The 17-beta-isomer of estradiol, an aromatized C18 steroid with hydroxyl group at 3-beta- and 17-beta-position. Estradiol-17-beta is the most potent form of mammalian estrogenic steroids.
Inflammation of the VULVA. It is characterized by PRURITUS and painful urination.
Pathological processes of the VULVA.
The external genitalia of the female. It includes the CLITORIS, the labia, the vestibule, and its glands.
An erectile structure homologous with the penis, situated beneath the anterior labial commissure, partially hidden between the anterior ends of the labia minora.
The female reproductive organs. The external organs include the VULVA; BARTHOLIN'S GLANDS; and CLITORIS. The internal organs include the VAGINA; UTERUS; OVARY; and FALLOPIAN TUBES.
A genus of gram-negative, nonmotile bacteria which are common parasitic inhabitants of the urogenital tracts of humans, cattle, dogs, and monkeys.
A viral encephalitis caused by the St. Louis encephalitis virus (ENCEPHALITIS VIRUS, ST. LOUIS), a FLAVIVIRUS. It is transmitted to humans and other vertebrates primarily by mosquitoes of the genus CULEX. The primary animal vectors are wild birds and the disorder is endemic to the midwestern and southeastern United States. Infections may be limited to an influenza-like illness or present as an ASEPTIC MENINGITIS or ENCEPHALITIS. Clinical manifestations of the encephalitic presentation may include SEIZURES, lethargy, MYOCLONUS, focal neurologic signs, COMA, and DEATH. (From Adams et al., Principles of Neurology, 6th ed, p750)
Potentially pathogenic bacteria found in nasal membranes, skin, hair follicles, and perineum of warm-blooded animals. They may cause a wide range of infections and intoxications.
Antisera from immunized animals that is purified and used as a passive immunizing agent against specific BACTERIAL TOXINS.
Exclusive legal rights or privileges applied to inventions, plants, etc.
A genus of gram-positive, facultatively anaerobic, coccoid bacteria. Its organisms occur singly, in pairs, and in tetrads and characteristically divide in more than one plane to form irregular clusters. Natural populations of Staphylococcus are found on the skin and mucous membranes of warm-blooded animals.
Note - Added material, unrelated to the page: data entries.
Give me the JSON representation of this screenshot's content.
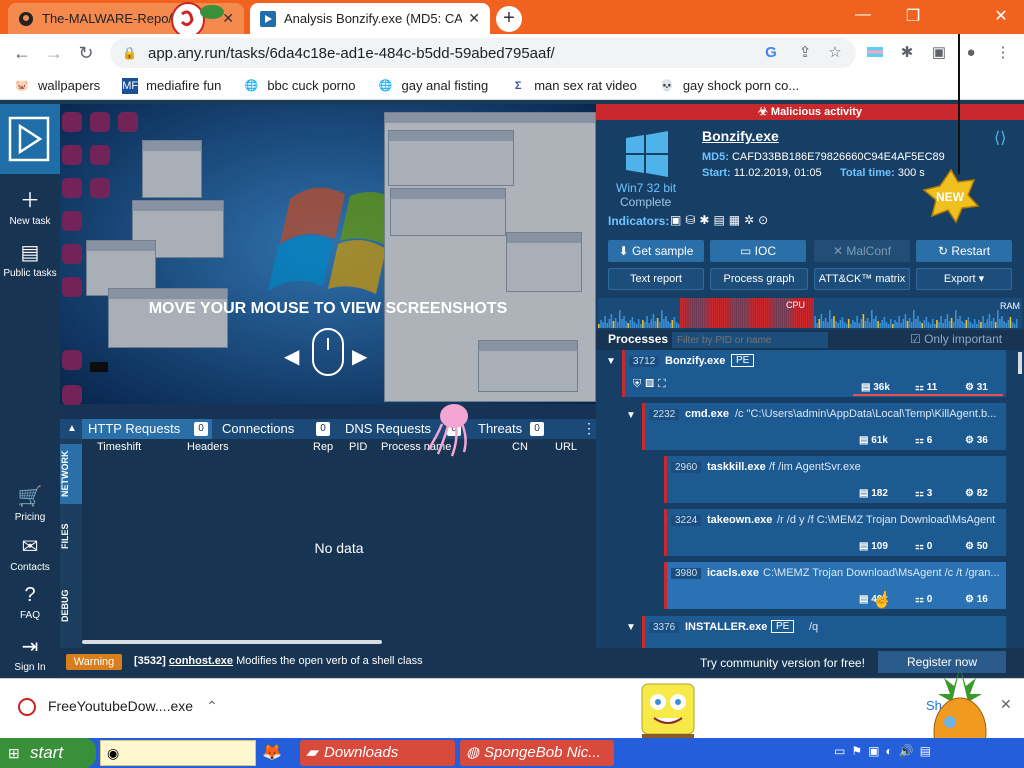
{
  "browser": {
    "tabs": [
      {
        "title": "The-MALWARE-Repo/",
        "active": false
      },
      {
        "title": "Analysis Bonzify.exe (MD5: CA",
        "active": true
      }
    ],
    "url": "app.any.run/tasks/6da4c18e-ad1e-484c-b5dd-59abed795aaf/",
    "bookmarks": [
      "wallpapers",
      "mediafire fun",
      "bbc cuck porno",
      "gay anal fisting",
      "man sex rat video",
      "gay shock porn co..."
    ]
  },
  "leftnav": {
    "items": [
      {
        "label": "New task",
        "icon": "plus-icon"
      },
      {
        "label": "Public tasks",
        "icon": "document-icon"
      },
      {
        "label": "Pricing",
        "icon": "cart-icon"
      },
      {
        "label": "Contacts",
        "icon": "mail-icon"
      },
      {
        "label": "FAQ",
        "icon": "question-icon"
      },
      {
        "label": "Sign In",
        "icon": "signin-icon"
      }
    ]
  },
  "vm": {
    "overlay_text": "MOVE YOUR MOUSE TO VIEW SCREENSHOTS"
  },
  "network": {
    "tabs": [
      {
        "label": "HTTP Requests",
        "count": "0"
      },
      {
        "label": "Connections",
        "count": "0"
      },
      {
        "label": "DNS Requests",
        "count": "0"
      },
      {
        "label": "Threats",
        "count": "0"
      }
    ],
    "columns": [
      "Timeshift",
      "Headers",
      "Rep",
      "PID",
      "Process name",
      "CN",
      "URL"
    ],
    "side_tabs": [
      "NETWORK",
      "FILES",
      "DEBUG"
    ],
    "empty": "No data"
  },
  "task": {
    "banner": "Malicious activity",
    "os": "Win7 32 bit",
    "status": "Complete",
    "filename": "Bonzify.exe",
    "md5_label": "MD5:",
    "md5": "CAFD33BB186E79826660C94E4AF5EC89",
    "start_label": "Start:",
    "start": "11.02.2019, 01:05",
    "total_label": "Total time:",
    "total": "300 s",
    "indicators_label": "Indicators:",
    "buttons": [
      "Get sample",
      "IOC",
      "MalConf",
      "Restart"
    ],
    "buttons2": [
      "Text report",
      "Process graph",
      "ATT&CK™ matrix",
      "Export"
    ],
    "cpu_label": "CPU",
    "ram_label": "RAM",
    "processes_label": "Processes",
    "filter_placeholder": "Filter by PID or name",
    "only_important": "Only important"
  },
  "processes": [
    {
      "pid": "3712",
      "name": "Bonzify.exe",
      "tag": "PE",
      "cmd": "",
      "s1": "36k",
      "s2": "11",
      "s3": "31"
    },
    {
      "pid": "2232",
      "name": "cmd.exe",
      "tag": "",
      "cmd": "/c \"C:\\Users\\admin\\AppData\\Local\\Temp\\KillAgent.b...",
      "s1": "61k",
      "s2": "6",
      "s3": "36"
    },
    {
      "pid": "2960",
      "name": "taskkill.exe",
      "tag": "",
      "cmd": "/f /im AgentSvr.exe",
      "s1": "182",
      "s2": "3",
      "s3": "82"
    },
    {
      "pid": "3224",
      "name": "takeown.exe",
      "tag": "",
      "cmd": "/r /d y /f C:\\MEMZ Trojan Download\\MsAgent",
      "s1": "109",
      "s2": "0",
      "s3": "50"
    },
    {
      "pid": "3980",
      "name": "icacls.exe",
      "tag": "",
      "cmd": "C:\\MEMZ Trojan Download\\MsAgent /c /t /gran...",
      "s1": "40k",
      "s2": "0",
      "s3": "16"
    },
    {
      "pid": "3376",
      "name": "INSTALLER.exe",
      "tag": "PE",
      "cmd": "/q",
      "s1": "",
      "s2": "",
      "s3": ""
    }
  ],
  "status": {
    "warning": "Warning",
    "pid": "[3532]",
    "proc": "conhost.exe",
    "msg": "Modifies the open verb of a shell class",
    "community": "Try community version for free!",
    "register": "Register now"
  },
  "downloads": {
    "file": "FreeYoutubeDow....exe",
    "show_all": "Sh"
  },
  "taskbar": {
    "start": "start",
    "items": [
      "Downloads",
      "SpongeBob Nic..."
    ]
  }
}
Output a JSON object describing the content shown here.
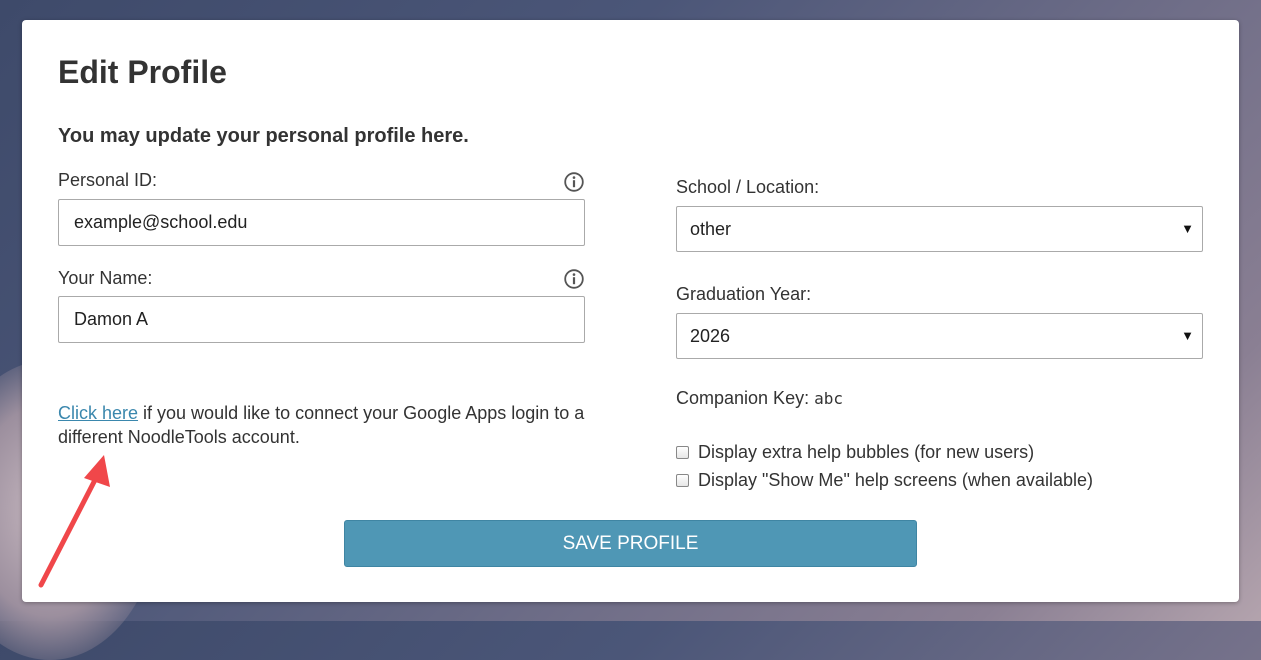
{
  "page": {
    "title": "Edit Profile",
    "subtitle": "You may update your personal profile here."
  },
  "personal_id": {
    "label": "Personal ID:",
    "value": "example@school.edu"
  },
  "your_name": {
    "label": "Your Name:",
    "value": "Damon A"
  },
  "google_link": {
    "link_text": "Click here",
    "rest_text": " if you would like to connect your Google Apps login to a different NoodleTools account."
  },
  "school": {
    "label": "School / Location:",
    "selected": "other"
  },
  "graduation": {
    "label": "Graduation Year:",
    "selected": "2026"
  },
  "companion_key": {
    "label": "Companion Key:",
    "value": "abc"
  },
  "options": [
    {
      "label": "Display extra help bubbles (for new users)",
      "checked": false
    },
    {
      "label": "Display \"Show Me\" help screens (when available)",
      "checked": false
    }
  ],
  "save_button": {
    "label": "SAVE PROFILE"
  },
  "colors": {
    "accent_button": "#4f97b5",
    "link": "#3a87ad",
    "annotation_arrow": "#f0474a"
  },
  "icons": {
    "info": "info-circle-icon",
    "caret": "caret-down-icon",
    "arrow": "red-annotation-arrow"
  }
}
Some species are opportunistic pathogens of humans and animals.
Infections with bacteria of the genus STAPHYLOCOCCUS.
An antitoxin used for the treatment of TETANUS.
The washing of a body cavity or surface by flowing water or solution for therapy or diagnosis.
A synthetic, non-steroidal estrogen structurally related to stilbestrol. It is used, usually as the cream, in the treatment of menopausal and postmenopausal symptoms.
A synthetic nonsteroidal estrogen used in the treatment of menopausal and postmenopausal disorders. It was also used formerly as a growth promoter in animals. According to the Fourth Annual Report on Carcinogens (NTP 85-002, 1985), diethylstilbestrol has been listed as a known carcinogen. (Merck, 11th ed)
17 alpha-Hydroxypregn-4-en-20-yn-3-one. A synthetic steroid hormone with progestational effects.
A synthetic estrogen that has been used as a hormonal antineoplastic agent.
Non-steroidal compounds with estrogenic activity.
Tumors or cancer of the VAGINA.